## DIRECTIONS
Copy out the data in full, keeping each line exactly as it reads.

## DATA TO PROCESS
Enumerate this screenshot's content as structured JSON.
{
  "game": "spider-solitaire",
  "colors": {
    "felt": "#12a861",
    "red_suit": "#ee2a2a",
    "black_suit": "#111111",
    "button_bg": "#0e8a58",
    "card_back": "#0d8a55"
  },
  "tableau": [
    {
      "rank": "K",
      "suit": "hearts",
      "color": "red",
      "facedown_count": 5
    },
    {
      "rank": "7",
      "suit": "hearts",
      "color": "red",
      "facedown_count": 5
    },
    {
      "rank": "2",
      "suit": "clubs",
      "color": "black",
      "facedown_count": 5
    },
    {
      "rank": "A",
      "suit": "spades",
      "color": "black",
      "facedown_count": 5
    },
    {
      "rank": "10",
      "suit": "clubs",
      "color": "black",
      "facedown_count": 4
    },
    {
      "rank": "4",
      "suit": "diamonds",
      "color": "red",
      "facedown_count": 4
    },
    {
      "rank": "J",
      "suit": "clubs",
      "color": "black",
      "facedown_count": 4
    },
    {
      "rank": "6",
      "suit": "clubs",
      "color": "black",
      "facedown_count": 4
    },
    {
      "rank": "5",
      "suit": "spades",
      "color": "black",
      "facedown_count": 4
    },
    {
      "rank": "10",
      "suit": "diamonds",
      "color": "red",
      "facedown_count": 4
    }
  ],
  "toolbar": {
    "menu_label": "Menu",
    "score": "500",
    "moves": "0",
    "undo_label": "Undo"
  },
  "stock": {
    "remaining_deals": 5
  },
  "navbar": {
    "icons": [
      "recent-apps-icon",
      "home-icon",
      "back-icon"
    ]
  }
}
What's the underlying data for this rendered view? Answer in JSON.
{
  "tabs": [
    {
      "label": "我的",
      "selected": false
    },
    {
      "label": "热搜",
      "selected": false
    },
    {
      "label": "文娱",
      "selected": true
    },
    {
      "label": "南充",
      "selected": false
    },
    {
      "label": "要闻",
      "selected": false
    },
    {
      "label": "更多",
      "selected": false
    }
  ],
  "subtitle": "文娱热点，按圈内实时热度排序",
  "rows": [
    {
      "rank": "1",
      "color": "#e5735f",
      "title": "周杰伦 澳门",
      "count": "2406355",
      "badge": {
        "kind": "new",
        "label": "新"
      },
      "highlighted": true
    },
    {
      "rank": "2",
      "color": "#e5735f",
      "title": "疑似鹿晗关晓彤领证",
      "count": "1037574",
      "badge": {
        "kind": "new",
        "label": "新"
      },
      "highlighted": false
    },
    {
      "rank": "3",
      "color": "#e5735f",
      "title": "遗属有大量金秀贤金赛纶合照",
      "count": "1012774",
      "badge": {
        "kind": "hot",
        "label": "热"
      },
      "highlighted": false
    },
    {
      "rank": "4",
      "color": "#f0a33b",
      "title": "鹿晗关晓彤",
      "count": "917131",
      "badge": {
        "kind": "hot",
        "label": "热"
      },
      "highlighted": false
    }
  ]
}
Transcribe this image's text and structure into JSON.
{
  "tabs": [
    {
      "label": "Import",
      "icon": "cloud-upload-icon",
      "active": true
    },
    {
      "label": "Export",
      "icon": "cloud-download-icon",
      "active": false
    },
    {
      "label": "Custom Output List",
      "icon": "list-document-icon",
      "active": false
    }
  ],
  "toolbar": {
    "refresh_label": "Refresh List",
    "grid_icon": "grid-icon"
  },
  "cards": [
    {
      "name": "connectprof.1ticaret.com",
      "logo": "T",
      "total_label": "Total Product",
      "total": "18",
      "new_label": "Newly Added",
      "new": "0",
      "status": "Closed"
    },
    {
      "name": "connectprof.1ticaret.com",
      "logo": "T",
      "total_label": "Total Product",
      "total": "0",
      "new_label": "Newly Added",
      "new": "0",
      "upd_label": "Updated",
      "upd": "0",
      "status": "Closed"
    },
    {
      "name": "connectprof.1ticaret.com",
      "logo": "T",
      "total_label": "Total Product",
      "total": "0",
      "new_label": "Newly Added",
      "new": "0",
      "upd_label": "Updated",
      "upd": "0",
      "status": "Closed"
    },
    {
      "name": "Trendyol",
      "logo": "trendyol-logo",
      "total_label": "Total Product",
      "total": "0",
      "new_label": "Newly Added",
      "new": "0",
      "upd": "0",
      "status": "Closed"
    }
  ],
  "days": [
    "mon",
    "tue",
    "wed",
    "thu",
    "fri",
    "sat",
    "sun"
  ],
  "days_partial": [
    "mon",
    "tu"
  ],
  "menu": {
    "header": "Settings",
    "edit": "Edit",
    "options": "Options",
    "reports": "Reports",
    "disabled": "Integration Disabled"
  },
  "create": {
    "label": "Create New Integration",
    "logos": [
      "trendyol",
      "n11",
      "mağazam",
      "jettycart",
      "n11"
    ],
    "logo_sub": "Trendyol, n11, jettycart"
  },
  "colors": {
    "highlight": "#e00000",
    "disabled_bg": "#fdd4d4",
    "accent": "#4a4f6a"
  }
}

## WRITTEN ANSWER
Enumerate this screenshot's content as structured JSON.
{
  "game": "spider-solitaire",
  "colors": {
    "felt": "#12a861",
    "red_suit": "#ee2a2a",
    "black_suit": "#111111",
    "button_bg": "#0e8a58",
    "card_back": "#0d8a55"
  },
  "tableau": [
    {
      "rank": "K",
      "suit": "hearts",
      "color": "red",
      "facedown_count": 5
    },
    {
      "rank": "7",
      "suit": "hearts",
      "color": "red",
      "facedown_count": 5
    },
    {
      "rank": "2",
      "suit": "clubs",
      "color": "black",
      "facedown_count": 5
    },
    {
      "rank": "A",
      "suit": "spades",
      "color": "black",
      "facedown_count": 5
    },
    {
      "rank": "10",
      "suit": "clubs",
      "color": "black",
      "facedown_count": 4
    },
    {
      "rank": "4",
      "suit": "diamonds",
      "color": "red",
      "facedown_count": 4
    },
    {
      "rank": "J",
      "suit": "clubs",
      "color": "black",
      "facedown_count": 4
    },
    {
      "rank": "6",
      "suit": "clubs",
      "color": "black",
      "facedown_count": 4
    },
    {
      "rank": "5",
      "suit": "spades",
      "color": "black",
      "facedown_count": 4
    },
    {
      "rank": "10",
      "suit": "diamonds",
      "color": "red",
      "facedown_count": 4
    }
  ],
  "toolbar": {
    "menu_label": "Menu",
    "score": "500",
    "moves": "0",
    "undo_label": "Undo"
  },
  "stock": {
    "remaining_deals": 5
  },
  "navbar": {
    "icons": [
      "recent-apps-icon",
      "home-icon",
      "back-icon"
    ]
  }
}
What's the underlying data for this rendered view? Answer in JSON.
{
  "tabs": [
    {
      "label": "我的",
      "selected": false
    },
    {
      "label": "热搜",
      "selected": false
    },
    {
      "label": "文娱",
      "selected": true
    },
    {
      "label": "南充",
      "selected": false
    },
    {
      "label": "要闻",
      "selected": false
    },
    {
      "label": "更多",
      "selected": false
    }
  ],
  "subtitle": "文娱热点，按圈内实时热度排序",
  "rows": [
    {
      "rank": "1",
      "color": "#e5735f",
      "title": "周杰伦 澳门",
      "count": "2406355",
      "badge": {
        "kind": "new",
        "label": "新"
      },
      "highlighted": true
    },
    {
      "rank": "2",
      "color": "#e5735f",
      "title": "疑似鹿晗关晓彤领证",
      "count": "1037574",
      "badge": {
        "kind": "new",
        "label": "新"
      },
      "highlighted": false
    },
    {
      "rank": "3",
      "color": "#e5735f",
      "title": "遗属有大量金秀贤金赛纶合照",
      "count": "1012774",
      "badge": {
        "kind": "hot",
        "label": "热"
      },
      "highlighted": false
    },
    {
      "rank": "4",
      "color": "#f0a33b",
      "title": "鹿晗关晓彤",
      "count": "917131",
      "badge": {
        "kind": "hot",
        "label": "热"
      },
      "highlighted": false
    }
  ]
}
Transcribe this image's text and structure into JSON.
{
  "tabs": [
    {
      "label": "Import",
      "icon": "cloud-upload-icon",
      "active": true
    },
    {
      "label": "Export",
      "icon": "cloud-download-icon",
      "active": false
    },
    {
      "label": "Custom Output List",
      "icon": "list-document-icon",
      "active": false
    }
  ],
  "toolbar": {
    "refresh_label": "Refresh List",
    "grid_icon": "grid-icon"
  },
  "cards": [
    {
      "name": "connectprof.1ticaret.com",
      "logo": "T",
      "total_label": "Total Product",
      "total": "18",
      "new_label": "Newly Added",
      "new": "0",
      "status": "Closed"
    },
    {
      "name": "connectprof.1ticaret.com",
      "logo": "T",
      "total_label": "Total Product",
      "total": "0",
      "new_label": "Newly Added",
      "new": "0",
      "upd_label": "Updated",
      "upd": "0",
      "status": "Closed"
    },
    {
      "name": "connectprof.1ticaret.com",
      "logo": "T",
      "total_label": "Total Product",
      "total": "0",
      "new_label": "Newly Added",
      "new": "0",
      "upd_label": "Updated",
      "upd": "0",
      "status": "Closed"
    },
    {
      "name": "Trendyol",
      "logo": "trendyol-logo",
      "total_label": "Total Product",
      "total": "0",
      "new_label": "Newly Added",
      "new": "0",
      "upd": "0",
      "status": "Closed"
    }
  ],
  "days": [
    "mon",
    "tue",
    "wed",
    "thu",
    "fri",
    "sat",
    "sun"
  ],
  "days_partial": [
    "mon",
    "tu"
  ],
  "menu": {
    "header": "Settings",
    "edit": "Edit",
    "options": "Options",
    "reports": "Reports",
    "disabled": "Integration Disabled"
  },
  "create": {
    "label": "Create New Integration",
    "logos": [
      "trendyol",
      "n11",
      "mağazam",
      "jettycart",
      "n11"
    ],
    "logo_sub": "Trendyol, n11, jettycart"
  },
  "colors": {
    "highlight": "#e00000",
    "disabled_bg": "#fdd4d4",
    "accent": "#4a4f6a"
  }
}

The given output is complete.